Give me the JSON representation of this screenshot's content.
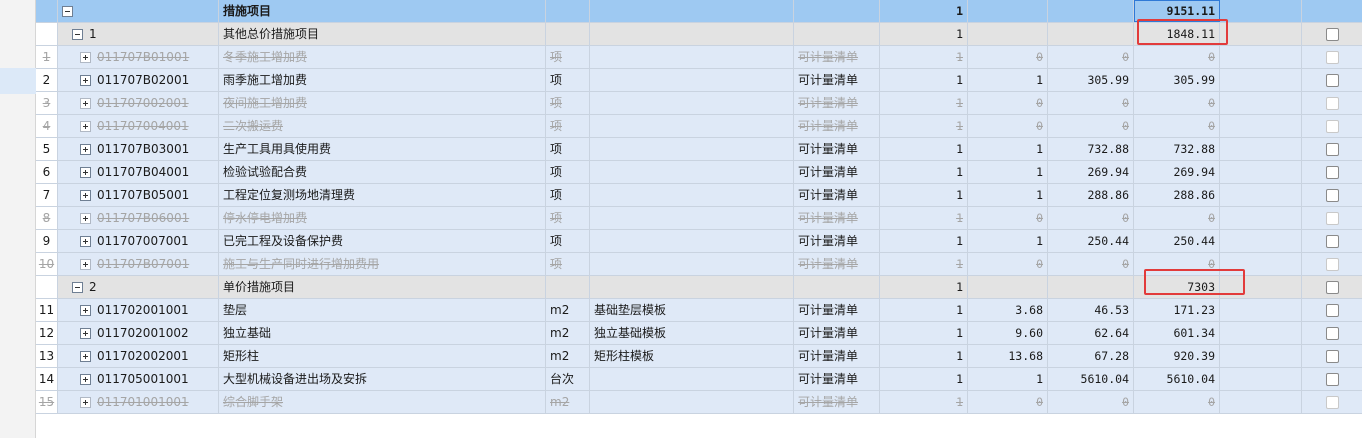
{
  "top_row": {
    "name": "措施项目",
    "qty": "1",
    "total": "9151.11"
  },
  "groups": [
    {
      "code": "1",
      "name": "其他总价措施项目",
      "qty": "1",
      "total": "1848.11",
      "rows": [
        {
          "seq": "1",
          "code": "011707B01001",
          "name": "冬季施工增加费",
          "unit": "项",
          "feature": "",
          "type": "可计量清单",
          "qty1": "1",
          "qty2": "0",
          "price": "0",
          "total": "0",
          "disabled": true
        },
        {
          "seq": "2",
          "code": "011707B02001",
          "name": "雨季施工增加费",
          "unit": "项",
          "feature": "",
          "type": "可计量清单",
          "qty1": "1",
          "qty2": "1",
          "price": "305.99",
          "total": "305.99",
          "disabled": false
        },
        {
          "seq": "3",
          "code": "011707002001",
          "name": "夜间施工增加费",
          "unit": "项",
          "feature": "",
          "type": "可计量清单",
          "qty1": "1",
          "qty2": "0",
          "price": "0",
          "total": "0",
          "disabled": true
        },
        {
          "seq": "4",
          "code": "011707004001",
          "name": "二次搬运费",
          "unit": "项",
          "feature": "",
          "type": "可计量清单",
          "qty1": "1",
          "qty2": "0",
          "price": "0",
          "total": "0",
          "disabled": true
        },
        {
          "seq": "5",
          "code": "011707B03001",
          "name": "生产工具用具使用费",
          "unit": "项",
          "feature": "",
          "type": "可计量清单",
          "qty1": "1",
          "qty2": "1",
          "price": "732.88",
          "total": "732.88",
          "disabled": false
        },
        {
          "seq": "6",
          "code": "011707B04001",
          "name": "检验试验配合费",
          "unit": "项",
          "feature": "",
          "type": "可计量清单",
          "qty1": "1",
          "qty2": "1",
          "price": "269.94",
          "total": "269.94",
          "disabled": false
        },
        {
          "seq": "7",
          "code": "011707B05001",
          "name": "工程定位复测场地清理费",
          "unit": "项",
          "feature": "",
          "type": "可计量清单",
          "qty1": "1",
          "qty2": "1",
          "price": "288.86",
          "total": "288.86",
          "disabled": false
        },
        {
          "seq": "8",
          "code": "011707B06001",
          "name": "停水停电增加费",
          "unit": "项",
          "feature": "",
          "type": "可计量清单",
          "qty1": "1",
          "qty2": "0",
          "price": "0",
          "total": "0",
          "disabled": true
        },
        {
          "seq": "9",
          "code": "011707007001",
          "name": "已完工程及设备保护费",
          "unit": "项",
          "feature": "",
          "type": "可计量清单",
          "qty1": "1",
          "qty2": "1",
          "price": "250.44",
          "total": "250.44",
          "disabled": false
        },
        {
          "seq": "10",
          "code": "011707B07001",
          "name": "施工与生产同时进行增加费用",
          "unit": "项",
          "feature": "",
          "type": "可计量清单",
          "qty1": "1",
          "qty2": "0",
          "price": "0",
          "total": "0",
          "disabled": true
        }
      ]
    },
    {
      "code": "2",
      "name": "单价措施项目",
      "qty": "1",
      "total": "7303",
      "rows": [
        {
          "seq": "11",
          "code": "011702001001",
          "name": "垫层",
          "unit": "m2",
          "feature": "基础垫层模板",
          "type": "可计量清单",
          "qty1": "1",
          "qty2": "3.68",
          "price": "46.53",
          "total": "171.23",
          "disabled": false
        },
        {
          "seq": "12",
          "code": "011702001002",
          "name": "独立基础",
          "unit": "m2",
          "feature": "独立基础模板",
          "type": "可计量清单",
          "qty1": "1",
          "qty2": "9.60",
          "price": "62.64",
          "total": "601.34",
          "disabled": false
        },
        {
          "seq": "13",
          "code": "011702002001",
          "name": "矩形柱",
          "unit": "m2",
          "feature": "矩形柱模板",
          "type": "可计量清单",
          "qty1": "1",
          "qty2": "13.68",
          "price": "67.28",
          "total": "920.39",
          "disabled": false
        },
        {
          "seq": "14",
          "code": "011705001001",
          "name": "大型机械设备进出场及安拆",
          "unit": "台次",
          "feature": "",
          "type": "可计量清单",
          "qty1": "1",
          "qty2": "1",
          "price": "5610.04",
          "total": "5610.04",
          "disabled": false
        },
        {
          "seq": "15",
          "code": "011701001001",
          "name": "综合脚手架",
          "unit": "m2",
          "feature": "",
          "type": "可计量清单",
          "qty1": "1",
          "qty2": "0",
          "price": "0",
          "total": "0",
          "disabled": true
        }
      ]
    }
  ],
  "colors": {
    "highlight": "#e23b3b",
    "top_row_bg": "#9ec9f2",
    "group_bg": "#e3e3e3",
    "item_bg": "#dfe9f7"
  },
  "icons": {
    "collapse": "minus-box-icon",
    "expand": "plus-box-icon"
  }
}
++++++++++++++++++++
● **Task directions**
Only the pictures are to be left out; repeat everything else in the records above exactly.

● **Task response**
Give me the JSON representation of this screenshot's content.
{
  "top_row": {
    "name": "措施项目",
    "qty": "1",
    "total": "9151.11"
  },
  "groups": [
    {
      "code": "1",
      "name": "其他总价措施项目",
      "qty": "1",
      "total": "1848.11",
      "rows": [
        {
          "seq": "1",
          "code": "011707B01001",
          "name": "冬季施工增加费",
          "unit": "项",
          "feature": "",
          "type": "可计量清单",
          "qty1": "1",
          "qty2": "0",
          "price": "0",
          "total": "0",
          "disabled": true
        },
        {
          "seq": "2",
          "code": "011707B02001",
          "name": "雨季施工增加费",
          "unit": "项",
          "feature": "",
          "type": "可计量清单",
          "qty1": "1",
          "qty2": "1",
          "price": "305.99",
          "total": "305.99",
          "disabled": false
        },
        {
          "seq": "3",
          "code": "011707002001",
          "name": "夜间施工增加费",
          "unit": "项",
          "feature": "",
          "type": "可计量清单",
          "qty1": "1",
          "qty2": "0",
          "price": "0",
          "total": "0",
          "disabled": true
        },
        {
          "seq": "4",
          "code": "011707004001",
          "name": "二次搬运费",
          "unit": "项",
          "feature": "",
          "type": "可计量清单",
          "qty1": "1",
          "qty2": "0",
          "price": "0",
          "total": "0",
          "disabled": true
        },
        {
          "seq": "5",
          "code": "011707B03001",
          "name": "生产工具用具使用费",
          "unit": "项",
          "feature": "",
          "type": "可计量清单",
          "qty1": "1",
          "qty2": "1",
          "price": "732.88",
          "total": "732.88",
          "disabled": false
        },
        {
          "seq": "6",
          "code": "011707B04001",
          "name": "检验试验配合费",
          "unit": "项",
          "feature": "",
          "type": "可计量清单",
          "qty1": "1",
          "qty2": "1",
          "price": "269.94",
          "total": "269.94",
          "disabled": false
        },
        {
          "seq": "7",
          "code": "011707B05001",
          "name": "工程定位复测场地清理费",
          "unit": "项",
          "feature": "",
          "type": "可计量清单",
          "qty1": "1",
          "qty2": "1",
          "price": "288.86",
          "total": "288.86",
          "disabled": false
        },
        {
          "seq": "8",
          "code": "011707B06001",
          "name": "停水停电增加费",
          "unit": "项",
          "feature": "",
          "type": "可计量清单",
          "qty1": "1",
          "qty2": "0",
          "price": "0",
          "total": "0",
          "disabled": true
        },
        {
          "seq": "9",
          "code": "011707007001",
          "name": "已完工程及设备保护费",
          "unit": "项",
          "feature": "",
          "type": "可计量清单",
          "qty1": "1",
          "qty2": "1",
          "price": "250.44",
          "total": "250.44",
          "disabled": false
        },
        {
          "seq": "10",
          "code": "011707B07001",
          "name": "施工与生产同时进行增加费用",
          "unit": "项",
          "feature": "",
          "type": "可计量清单",
          "qty1": "1",
          "qty2": "0",
          "price": "0",
          "total": "0",
          "disabled": true
        }
      ]
    },
    {
      "code": "2",
      "name": "单价措施项目",
      "qty": "1",
      "total": "7303",
      "rows": [
        {
          "seq": "11",
          "code": "011702001001",
          "name": "垫层",
          "unit": "m2",
          "feature": "基础垫层模板",
          "type": "可计量清单",
          "qty1": "1",
          "qty2": "3.68",
          "price": "46.53",
          "total": "171.23",
          "disabled": false
        },
        {
          "seq": "12",
          "code": "011702001002",
          "name": "独立基础",
          "unit": "m2",
          "feature": "独立基础模板",
          "type": "可计量清单",
          "qty1": "1",
          "qty2": "9.60",
          "price": "62.64",
          "total": "601.34",
          "disabled": false
        },
        {
          "seq": "13",
          "code": "011702002001",
          "name": "矩形柱",
          "unit": "m2",
          "feature": "矩形柱模板",
          "type": "可计量清单",
          "qty1": "1",
          "qty2": "13.68",
          "price": "67.28",
          "total": "920.39",
          "disabled": false
        },
        {
          "seq": "14",
          "code": "011705001001",
          "name": "大型机械设备进出场及安拆",
          "unit": "台次",
          "feature": "",
          "type": "可计量清单",
          "qty1": "1",
          "qty2": "1",
          "price": "5610.04",
          "total": "5610.04",
          "disabled": false
        },
        {
          "seq": "15",
          "code": "011701001001",
          "name": "综合脚手架",
          "unit": "m2",
          "feature": "",
          "type": "可计量清单",
          "qty1": "1",
          "qty2": "0",
          "price": "0",
          "total": "0",
          "disabled": true
        }
      ]
    }
  ],
  "colors": {
    "highlight": "#e23b3b",
    "top_row_bg": "#9ec9f2",
    "group_bg": "#e3e3e3",
    "item_bg": "#dfe9f7"
  },
  "icons": {
    "collapse": "minus-box-icon",
    "expand": "plus-box-icon"
  }
}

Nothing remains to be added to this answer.